◆ WHAT TO PRODUCE
Repeat the records below exactly, line for line.

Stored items
# # # #

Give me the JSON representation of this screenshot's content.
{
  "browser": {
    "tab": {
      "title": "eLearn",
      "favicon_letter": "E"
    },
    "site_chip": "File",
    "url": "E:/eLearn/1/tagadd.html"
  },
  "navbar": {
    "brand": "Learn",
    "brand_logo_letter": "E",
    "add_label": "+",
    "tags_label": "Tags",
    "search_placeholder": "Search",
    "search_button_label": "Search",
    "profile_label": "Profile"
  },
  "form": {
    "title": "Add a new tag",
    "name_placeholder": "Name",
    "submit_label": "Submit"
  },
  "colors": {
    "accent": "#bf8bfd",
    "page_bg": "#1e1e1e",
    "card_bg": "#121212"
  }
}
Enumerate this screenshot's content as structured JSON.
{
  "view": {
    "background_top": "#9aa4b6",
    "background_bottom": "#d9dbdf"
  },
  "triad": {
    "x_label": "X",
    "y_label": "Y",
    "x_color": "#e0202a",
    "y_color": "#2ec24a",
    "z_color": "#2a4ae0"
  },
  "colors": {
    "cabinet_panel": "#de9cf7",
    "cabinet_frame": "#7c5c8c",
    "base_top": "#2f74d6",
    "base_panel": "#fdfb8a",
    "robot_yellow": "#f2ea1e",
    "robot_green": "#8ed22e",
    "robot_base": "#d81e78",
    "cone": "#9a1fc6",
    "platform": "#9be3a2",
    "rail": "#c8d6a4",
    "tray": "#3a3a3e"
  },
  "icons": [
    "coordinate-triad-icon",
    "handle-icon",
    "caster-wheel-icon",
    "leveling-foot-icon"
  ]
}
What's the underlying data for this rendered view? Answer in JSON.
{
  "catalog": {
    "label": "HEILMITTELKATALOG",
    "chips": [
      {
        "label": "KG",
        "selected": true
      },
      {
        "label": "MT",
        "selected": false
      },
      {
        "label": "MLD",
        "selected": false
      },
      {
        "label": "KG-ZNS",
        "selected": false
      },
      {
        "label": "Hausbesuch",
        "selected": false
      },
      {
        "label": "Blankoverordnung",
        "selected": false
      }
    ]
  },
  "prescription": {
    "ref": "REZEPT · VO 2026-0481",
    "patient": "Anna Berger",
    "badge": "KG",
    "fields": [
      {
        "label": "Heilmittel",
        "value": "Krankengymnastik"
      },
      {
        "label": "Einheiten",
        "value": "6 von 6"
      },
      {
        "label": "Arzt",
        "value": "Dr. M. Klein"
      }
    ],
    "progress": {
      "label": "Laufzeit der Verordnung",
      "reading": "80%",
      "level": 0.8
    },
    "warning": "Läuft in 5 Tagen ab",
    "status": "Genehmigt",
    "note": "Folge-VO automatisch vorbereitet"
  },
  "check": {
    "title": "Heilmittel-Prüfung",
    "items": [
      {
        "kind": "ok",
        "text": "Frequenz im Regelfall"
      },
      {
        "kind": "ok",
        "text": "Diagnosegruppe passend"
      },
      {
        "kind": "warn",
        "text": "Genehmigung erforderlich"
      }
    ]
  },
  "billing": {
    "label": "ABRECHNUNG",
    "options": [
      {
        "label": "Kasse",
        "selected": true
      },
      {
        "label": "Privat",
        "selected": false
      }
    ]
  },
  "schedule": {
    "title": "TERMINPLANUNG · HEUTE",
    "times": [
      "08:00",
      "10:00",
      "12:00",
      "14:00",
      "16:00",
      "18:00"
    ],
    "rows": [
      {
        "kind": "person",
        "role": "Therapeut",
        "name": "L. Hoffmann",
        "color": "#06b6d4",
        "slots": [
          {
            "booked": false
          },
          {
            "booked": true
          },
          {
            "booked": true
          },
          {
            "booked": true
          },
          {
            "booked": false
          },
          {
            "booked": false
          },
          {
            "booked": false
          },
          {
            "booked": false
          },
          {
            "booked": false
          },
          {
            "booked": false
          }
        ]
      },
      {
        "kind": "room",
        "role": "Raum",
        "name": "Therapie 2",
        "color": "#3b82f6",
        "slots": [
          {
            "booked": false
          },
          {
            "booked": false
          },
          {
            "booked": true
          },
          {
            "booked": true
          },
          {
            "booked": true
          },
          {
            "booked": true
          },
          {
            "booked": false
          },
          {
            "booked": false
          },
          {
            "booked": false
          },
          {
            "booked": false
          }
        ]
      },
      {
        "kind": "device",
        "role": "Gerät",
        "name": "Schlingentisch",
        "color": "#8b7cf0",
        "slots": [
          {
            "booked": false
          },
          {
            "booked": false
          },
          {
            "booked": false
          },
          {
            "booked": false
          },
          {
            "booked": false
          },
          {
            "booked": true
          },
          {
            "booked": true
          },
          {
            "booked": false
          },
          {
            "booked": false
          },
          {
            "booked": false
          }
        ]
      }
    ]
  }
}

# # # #

◆ YOUR SOLUTION
Give me the JSON representation of this screenshot's content.
{
  "browser": {
    "tab": {
      "title": "eLearn",
      "favicon_letter": "E"
    },
    "site_chip": "File",
    "url": "E:/eLearn/1/tagadd.html"
  },
  "navbar": {
    "brand": "Learn",
    "brand_logo_letter": "E",
    "add_label": "+",
    "tags_label": "Tags",
    "search_placeholder": "Search",
    "search_button_label": "Search",
    "profile_label": "Profile"
  },
  "form": {
    "title": "Add a new tag",
    "name_placeholder": "Name",
    "submit_label": "Submit"
  },
  "colors": {
    "accent": "#bf8bfd",
    "page_bg": "#1e1e1e",
    "card_bg": "#121212"
  }
}
Enumerate this screenshot's content as structured JSON.
{
  "view": {
    "background_top": "#9aa4b6",
    "background_bottom": "#d9dbdf"
  },
  "triad": {
    "x_label": "X",
    "y_label": "Y",
    "x_color": "#e0202a",
    "y_color": "#2ec24a",
    "z_color": "#2a4ae0"
  },
  "colors": {
    "cabinet_panel": "#de9cf7",
    "cabinet_frame": "#7c5c8c",
    "base_top": "#2f74d6",
    "base_panel": "#fdfb8a",
    "robot_yellow": "#f2ea1e",
    "robot_green": "#8ed22e",
    "robot_base": "#d81e78",
    "cone": "#9a1fc6",
    "platform": "#9be3a2",
    "rail": "#c8d6a4",
    "tray": "#3a3a3e"
  },
  "icons": [
    "coordinate-triad-icon",
    "handle-icon",
    "caster-wheel-icon",
    "leveling-foot-icon"
  ]
}
What's the underlying data for this rendered view? Answer in JSON.
{
  "catalog": {
    "label": "HEILMITTELKATALOG",
    "chips": [
      {
        "label": "KG",
        "selected": true
      },
      {
        "label": "MT",
        "selected": false
      },
      {
        "label": "MLD",
        "selected": false
      },
      {
        "label": "KG-ZNS",
        "selected": false
      },
      {
        "label": "Hausbesuch",
        "selected": false
      },
      {
        "label": "Blankoverordnung",
        "selected": false
      }
    ]
  },
  "prescription": {
    "ref": "REZEPT · VO 2026-0481",
    "patient": "Anna Berger",
    "badge": "KG",
    "fields": [
      {
        "label": "Heilmittel",
        "value": "Krankengymnastik"
      },
      {
        "label": "Einheiten",
        "value": "6 von 6"
      },
      {
        "label": "Arzt",
        "value": "Dr. M. Klein"
      }
    ],
    "progress": {
      "label": "Laufzeit der Verordnung",
      "reading": "80%",
      "level": 0.8
    },
    "warning": "Läuft in 5 Tagen ab",
    "status": "Genehmigt",
    "note": "Folge-VO automatisch vorbereitet"
  },
  "check": {
    "title": "Heilmittel-Prüfung",
    "items": [
      {
        "kind": "ok",
        "text": "Frequenz im Regelfall"
      },
      {
        "kind": "ok",
        "text": "Diagnosegruppe passend"
      },
      {
        "kind": "warn",
        "text": "Genehmigung erforderlich"
      }
    ]
  },
  "billing": {
    "label": "ABRECHNUNG",
    "options": [
      {
        "label": "Kasse",
        "selected": true
      },
      {
        "label": "Privat",
        "selected": false
      }
    ]
  },
  "schedule": {
    "title": "TERMINPLANUNG · HEUTE",
    "times": [
      "08:00",
      "10:00",
      "12:00",
      "14:00",
      "16:00",
      "18:00"
    ],
    "rows": [
      {
        "kind": "person",
        "role": "Therapeut",
        "name": "L. Hoffmann",
        "color": "#06b6d4",
        "slots": [
          {
            "booked": false
          },
          {
            "booked": true
          },
          {
            "booked": true
          },
          {
            "booked": true
          },
          {
            "booked": false
          },
          {
            "booked": false
          },
          {
            "booked": false
          },
          {
            "booked": false
          },
          {
            "booked": false
          },
          {
            "booked": false
          }
        ]
      },
      {
        "kind": "room",
        "role": "Raum",
        "name": "Therapie 2",
        "color": "#3b82f6",
        "slots": [
          {
            "booked": false
          },
          {
            "booked": false
          },
          {
            "booked": true
          },
          {
            "booked": true
          },
          {
            "booked": true
          },
          {
            "booked": true
          },
          {
            "booked": false
          },
          {
            "booked": false
          },
          {
            "booked": false
          },
          {
            "booked": false
          }
        ]
      },
      {
        "kind": "device",
        "role": "Gerät",
        "name": "Schlingentisch",
        "color": "#8b7cf0",
        "slots": [
          {
            "booked": false
          },
          {
            "booked": false
          },
          {
            "booked": false
          },
          {
            "booked": false
          },
          {
            "booked": false
          },
          {
            "booked": true
          },
          {
            "booked": true
          },
          {
            "booked": false
          },
          {
            "booked": false
          },
          {
            "booked": false
          }
        ]
      }
    ]
  }
}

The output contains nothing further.